Celebrating our Galápagos wind park with a special publication

December 10, 2013

With three 800 kW wind turbines, GSEP’s Galápagos San Cristóbal Island wind park was the first large-scale wind project in Ecuador. An iconic symbol of the success of localized sustainable energy development, the project has displaced a total of one third of diesel consumption on San Cristóbal.

To mark its sixth year of operations, GSEP is issuing a special report to highlight the results and achievements since the park's commissioning (the report is also available in Spanish). 

When it was developed and constructed, the project was one of the world’s largest hybrid projects for which there was no precedent in Ecuador. The fact that the wind park was developed in the fragile ecosystem of the Galápagos Islands, a UNESCO World Heritage site, raised the stakes even further. We were committed to designing and constructing the project in strict compliance with environmental laws and the recommended environmental safeguards. The results matched these high performance expectations: since its commercial start-up in 2007, no petrels, an endangered indigenous bird on the islands, have been injured because of the wind turbines.
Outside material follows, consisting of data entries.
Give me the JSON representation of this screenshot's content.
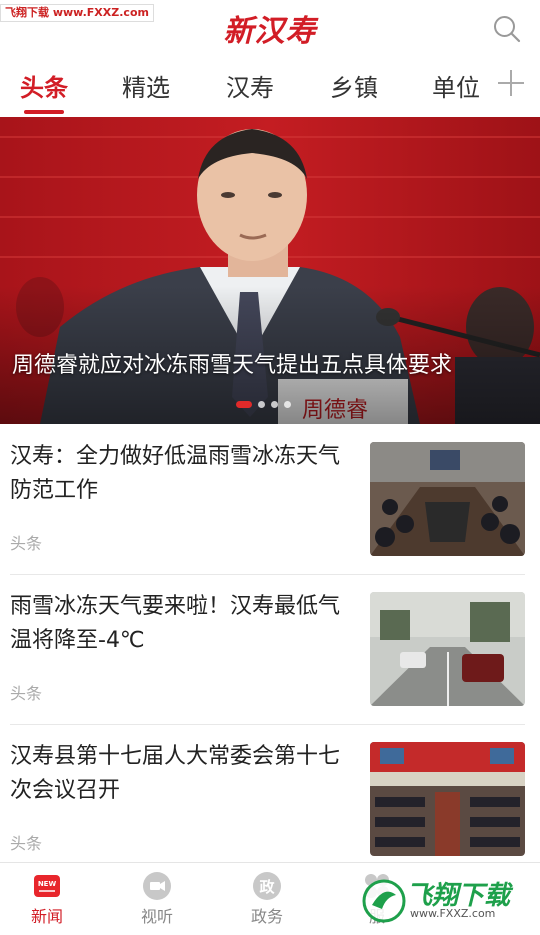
{
  "watermark": {
    "top_left": "飞翔下载 www.FXXZ.com",
    "bottom_right_big": "飞翔下载",
    "bottom_right_small": "www.FXXZ.com"
  },
  "header": {
    "logo_text": "新汉寿"
  },
  "tabs": [
    {
      "label": "头条",
      "active": true
    },
    {
      "label": "精选",
      "active": false
    },
    {
      "label": "汉寿",
      "active": false
    },
    {
      "label": "乡镇",
      "active": false
    },
    {
      "label": "单位",
      "active": false
    }
  ],
  "banner": {
    "title": "周德睿就应对冰冻雨雪天气提出五点具体要求",
    "slide_count": 4,
    "active_slide": 1
  },
  "news": [
    {
      "title": "汉寿：全力做好低温雨雪冰冻天气防范工作",
      "tag": "头条"
    },
    {
      "title": "雨雪冰冻天气要来啦！汉寿最低气温将降至-4℃",
      "tag": "头条"
    },
    {
      "title": "汉寿县第十七届人大常委会第十七次会议召开",
      "tag": "头条"
    }
  ],
  "bottom_nav": [
    {
      "label": "新闻",
      "icon": "news-icon",
      "active": true
    },
    {
      "label": "视听",
      "icon": "video-icon",
      "active": false
    },
    {
      "label": "政务",
      "icon": "government-icon",
      "active": false
    },
    {
      "label": "服",
      "icon": "service-icon",
      "active": false
    }
  ],
  "colors": {
    "accent": "#d21d26",
    "tag_gray": "#aaaaaa"
  }
}
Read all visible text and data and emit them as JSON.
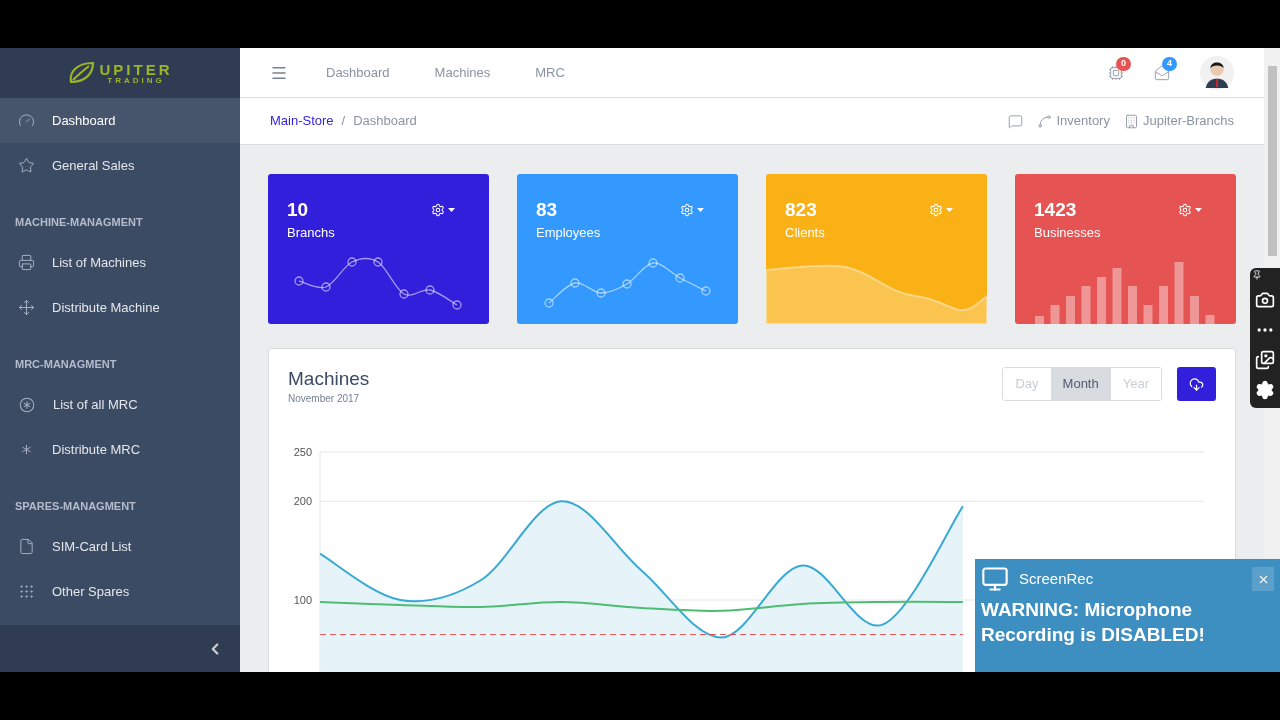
{
  "sidebar": {
    "logo": {
      "initial_word": "UPITER",
      "subtitle": "TRADING"
    },
    "groups": [
      {
        "items": [
          {
            "label": "Dashboard",
            "selected": true
          },
          {
            "label": "General Sales",
            "selected": false
          }
        ]
      },
      {
        "heading": "MACHINE-MANAGMENT",
        "items": [
          {
            "label": "List of Machines",
            "selected": false
          },
          {
            "label": "Distribute Machine",
            "selected": false
          }
        ]
      },
      {
        "heading": "MRC-MANAGMENT",
        "items": [
          {
            "label": "List of all MRC",
            "selected": false
          },
          {
            "label": "Distribute MRC",
            "selected": false
          }
        ]
      },
      {
        "heading": "SPARES-MANAGMENT",
        "items": [
          {
            "label": "SIM-Card List",
            "selected": false
          },
          {
            "label": "Other Spares",
            "selected": false
          }
        ]
      }
    ]
  },
  "header": {
    "nav": [
      "Dashboard",
      "Machines",
      "MRC"
    ],
    "notifications": [
      {
        "kind": "chip",
        "count": "0",
        "color": "#e55353"
      },
      {
        "kind": "mail",
        "count": "4",
        "color": "#39f"
      }
    ]
  },
  "breadcrumb": {
    "items": [
      "Main-Store",
      "Dashboard"
    ],
    "separator": "/",
    "actions": [
      {
        "kind": "chat"
      },
      {
        "kind": "graph",
        "label": "Inventory"
      },
      {
        "kind": "building",
        "label": "Jupiter-Branchs"
      }
    ]
  },
  "widgets": [
    {
      "value": "10",
      "label": "Branchs",
      "kind": "line",
      "color": "#321fdb"
    },
    {
      "value": "83",
      "label": "Employees",
      "kind": "line",
      "color": "#39f"
    },
    {
      "value": "823",
      "label": "Clients",
      "kind": "area",
      "color": "#f9b115"
    },
    {
      "value": "1423",
      "label": "Businesses",
      "kind": "bar",
      "color": "#e55353"
    }
  ],
  "machines_card": {
    "title": "Machines",
    "subtitle": "November 2017",
    "periods": [
      {
        "label": "Day",
        "selected": false
      },
      {
        "label": "Month",
        "selected": true
      },
      {
        "label": "Year",
        "selected": false
      }
    ],
    "chart_data": {
      "type": "line",
      "ylim": [
        0,
        250
      ],
      "yticks": [
        100,
        200,
        250
      ],
      "series": [
        {
          "type": "area",
          "color": "#39a9d4",
          "values": [
            147,
            100,
            120,
            200,
            130,
            62,
            135,
            75,
            195,
            null,
            null,
            null
          ]
        },
        {
          "type": "line",
          "color": "#4dbd74",
          "values": [
            98,
            95,
            93,
            98,
            92,
            89,
            96,
            98,
            98,
            null,
            null,
            null
          ]
        },
        {
          "type": "line",
          "line_style": "dashed",
          "color": "#e55353",
          "values": [
            65,
            65,
            65,
            65,
            65,
            65,
            65,
            65,
            65,
            null,
            null,
            null
          ]
        }
      ]
    }
  },
  "recorder_popup": {
    "app": "ScreenRec",
    "message": "WARNING: Microphone Recording is DISABLED!"
  }
}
We are proud that the Galápagos San Cristóbal Island wind park has been a national pioneer in the use of wind resources and served as a reference for the development of similar projects both in the Galápagos Islands and on Ecuador’s mainland. Close collaboration with our local partners, along with a strong design and trustworthy team, have ensured the project’s successful operations over the last six years.  The project’s impressive track record and success rest on sensible management and a willingness by the local community and national government to try new, different approaches to introducing renewable energy on San Cristóbal. The national government established new policies to enable renewable power to be deployed and endorsed a new electricity price tariff based on costs to generate power with the local wind resource. The training of the project facilities’ operations and maintenance staff ensures the existence of highly qualified professionals on the Galápagos Islands. Developing the technical and management skills of the local population has increased their confidence in renewable energy projects.